One of the ways scientists can study neutrinos effectively is by making intense neutrino beams using particle accelerators. The process uses proton accelerators, and only a few places in the world can manufacture such intense neutrino beams: The Japan Proton Accelerator Research Center (J-PARC), the European Organization for Nuclear Research (CERN), and the United States Department of Energy’s Fermi National Accelerator Laboratory.
The neutrinos produced in accelerators are typically muon neutrinos, and the machine can be tuned to create either neutrinos or antineutrinos. To make a beam, scientists begin with protons (usually from a bottle of hydrogen gas). These batches of protons are accelerated close to the speed of light before they are smashed into a target, often made of beryllium or graphite.
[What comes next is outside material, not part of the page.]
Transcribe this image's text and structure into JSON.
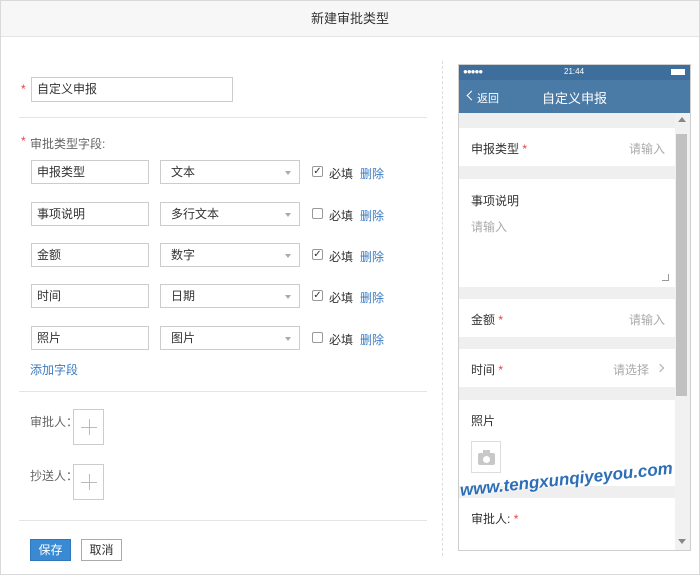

The collision creates new particles, including a short-lived particle called the pion.
Pions have charge, a property that allows scientists to use magnets to steer and focus them. In fact, by using magnets to select positively or negatively charged pions, operators can control whether the beam is made primarily of neutrinos or antineutrinos. As they head toward a detector downstream, the pions begin to decay, producing neutrinos (or antineutrinos). Big blocks of aluminum, steel, or concrete absorb the other particles that get produced, while slippery neutrinos slide through easily. A neutrino beam is born!
Experiments near and far
Neutrino beams can be used for two different kinds of experiments, distinguished by how far away the detectors are from where the neutrinos are made.
- When the neutrinos travel a short distance to the detectors—that is, when the detectors are positioned close to the beam’s source—it is called a short-baseline neutrino experiment.
- When they travel far, it’s a long-baseline neutrino experiment.
Each type of experiment has its strengths when it comes to learning about neutrinos.
A neutrino beam, much like a flashlight beam, spreads out as it travels. Short-baseline experiments sit close to the source of neutrinos, so the beam is very concentrated when it reaches the detector. This means a much higher number of neutrino interactions with a very pure neutrino beam. It’s good for characterizing the beam (checking how many neutrinos are in the beam and what energy they have) and learning about the neutrinos before they really have a chance to oscillate, or change flavors. It’s also a good place to hunt for sterile neutrinos and see how neutrinos interact with other particles. Some examples of short-baseline experiments include ND280 in Japan and MicroBooNE, MINERvA, ICARUS, and the Short-Baseline Near Detector at Fermilab.
Long-baseline experiments, however, focus on the oscillations that travel great distances through Earth. Sending a beam through a few hundred miles of rock means neutrinos have a lot of chances to interact with matter and sufficient distance to change flavors (even though the trip takes only fractions of a second, since neutrinos move close to the speed of light). Oscillation studies can help researchers figure out which of the three neutrinos is heaviest or lightest and what kind of symmetry neutrinos and antineutrinos have. Some examples of long-baseline experiments include T2K and Super-K in Japan and NOvA and DUNE at Fermilab. Most long-baseline experiments also incorporate a near detector close to the neutrino source to measure the particles before they have a chance to oscillate.
Curious what detectors see when they are sitting in the neutrino beam? Check out the live data coming from NOvA’s near and far detectors.